Alternatively powered or cleaner diesel trucks can be expensive, but local and state government incentives can help. That is the approach in the Hunts Point and Port Morris communities in the Bronx in New York City, where residents suffer disproportionately from local trucking activities, including higher asthma rates than elsewhere in the city. The Hunts Point Clean Trucks Program provides financial incentives to local fleet owners that replace or retrofit trucks (or their engines and exhaust systems) to run cleaner. It also requires vehicle safety enhancements to be installed and maintained on each qualifying truck in accordance with the city's comprehensive Vision Zero safety plan.
"The program has funded four rounds of cleaner and safer trucks, replacing, retrofitting, or scrapping about 600 older heavy polluting diesel trucks and 28 older heavy polluting diesel fueled transport refrigeration units," says Susan McSherry, director of alternative fuels for the New York City Department of Transportation.
There are many different approaches to dealing with goods movement in urban environments. Planners and their communities have options for meeting the particular challenges — ranging from land-use planning to infrastructure customization to politics — that impact good freight planning.
History has proven that continuing on the current path will not reduce congestion or improve the livability of cities. Proactive planning and alternative strategies must be considered. The time to act is now: Freight can't wait.
Tom Visée is a freight planner for HDR in New York City. He specializes in accessibility challenges of ports and dense urban areas and is a frequent speaker at APA's National Planning Conferences.
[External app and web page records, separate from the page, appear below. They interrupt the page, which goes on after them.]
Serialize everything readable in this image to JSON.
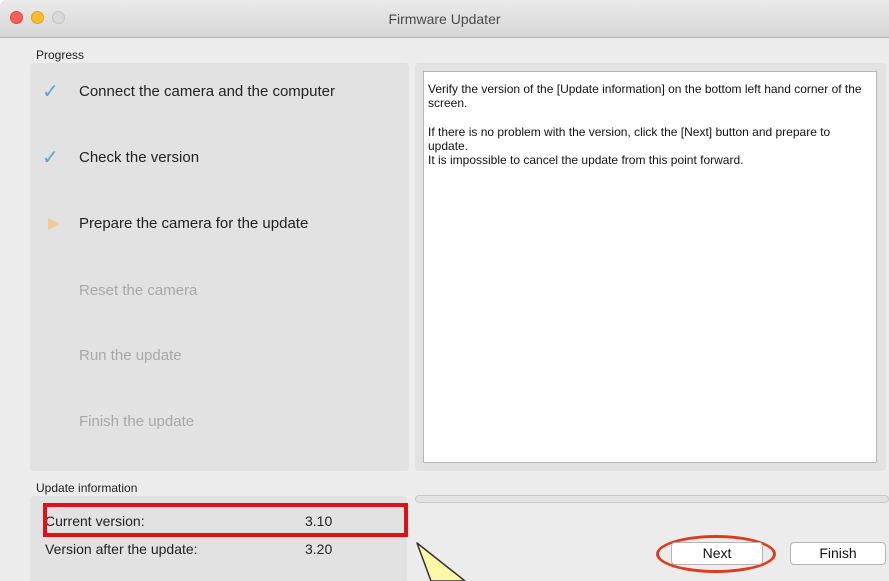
{
  "window": {
    "title": "Firmware Updater"
  },
  "progress": {
    "label": "Progress",
    "steps": [
      {
        "label": "Connect the camera and the computer",
        "state": "done",
        "icon": "checkmark-icon"
      },
      {
        "label": "Check the version",
        "state": "done",
        "icon": "checkmark-icon"
      },
      {
        "label": "Prepare the camera for the update",
        "state": "current",
        "icon": "current-step-arrow-icon"
      },
      {
        "label": "Reset the camera",
        "state": "pending"
      },
      {
        "label": "Run the update",
        "state": "pending"
      },
      {
        "label": "Finish the update",
        "state": "pending"
      }
    ]
  },
  "info": {
    "paragraph1": "Verify the version of the [Update information] on the bottom left hand corner of the screen.",
    "paragraph2": "If there is no problem with the version, click the [Next] button and prepare to update.",
    "paragraph3": "It is impossible to cancel the update from this point forward."
  },
  "update_info": {
    "label": "Update information",
    "current_label": "Current version:",
    "current_value": "3.10",
    "after_label": "Version after the update:",
    "after_value": "3.20"
  },
  "buttons": {
    "next": "Next",
    "finish": "Finish"
  },
  "colors": {
    "check": "#5fa3cf",
    "current_arrow": "#f6c98f",
    "highlight": "#e0101b",
    "next_oval": "#dd3a1f",
    "callout": "#fdf7a8"
  }
}
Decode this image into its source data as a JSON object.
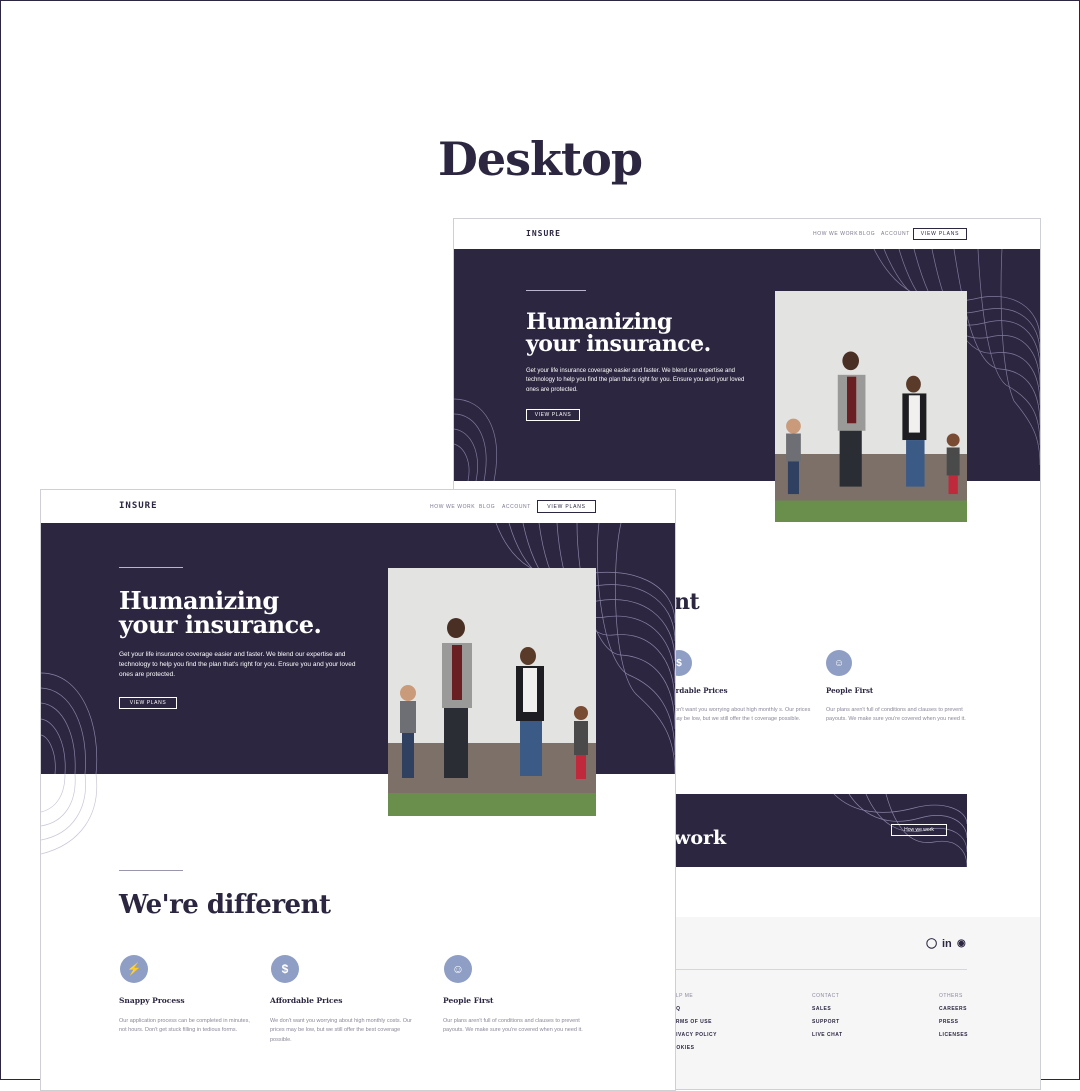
{
  "page": {
    "heading": "Desktop"
  },
  "site": {
    "logo": "INSURE",
    "nav": {
      "how_we_work": "HOW WE WORK",
      "blog": "BLOG",
      "account": "ACCOUNT",
      "view_plans": "VIEW PLANS"
    },
    "hero": {
      "title_line1": "Humanizing",
      "title_line2": "your insurance.",
      "text": "Get your life insurance coverage easier and faster. We blend our expertise and technology to help you find the plan that's right for you. Ensure you and your loved ones are protected.",
      "button": "VIEW PLANS"
    },
    "different": {
      "title": "We're different",
      "partial_title": "nt",
      "features": [
        {
          "icon": "lightning-icon",
          "title": "Snappy Process",
          "text": "Our application process can be completed in minutes, not hours. Don't get stuck filling in tedious forms."
        },
        {
          "icon": "dollar-icon",
          "title": "Affordable Prices",
          "text": "We don't want you worrying about high monthly costs. Our prices may be low, but we still offer the best coverage possible."
        },
        {
          "icon": "person-icon",
          "title": "People First",
          "text": "Our plans aren't full of conditions and clauses to prevent payouts. We make sure you're covered when you need it."
        }
      ],
      "partial_feature_title": "fordable Prices",
      "partial_feature_text": "don't want you worrying about high monthly s. Our prices may be low, but we still offer the t coverage possible."
    },
    "cta": {
      "partial_title": "work",
      "button": "How we work"
    },
    "footer": {
      "social": [
        "instagram-icon",
        "linkedin-icon",
        "github-icon"
      ],
      "col1_title": "ELP ME",
      "col1_links": [
        "AQ",
        "ERMS OF USE",
        "RIVACY POLICY",
        "OOKIES"
      ],
      "col2_title": "CONTACT",
      "col2_links": [
        "SALES",
        "SUPPORT",
        "LIVE CHAT"
      ],
      "col3_title": "OTHERS",
      "col3_links": [
        "CAREERS",
        "PRESS",
        "LICENSES"
      ]
    }
  },
  "colors": {
    "primary": "#2c2640",
    "accent": "#8f9ec4",
    "footer_bg": "#f6f6f7"
  }
}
APA Learn: Freight & the City: Learn how New York City and Seattle deal with trucking challenges in dense urban environments.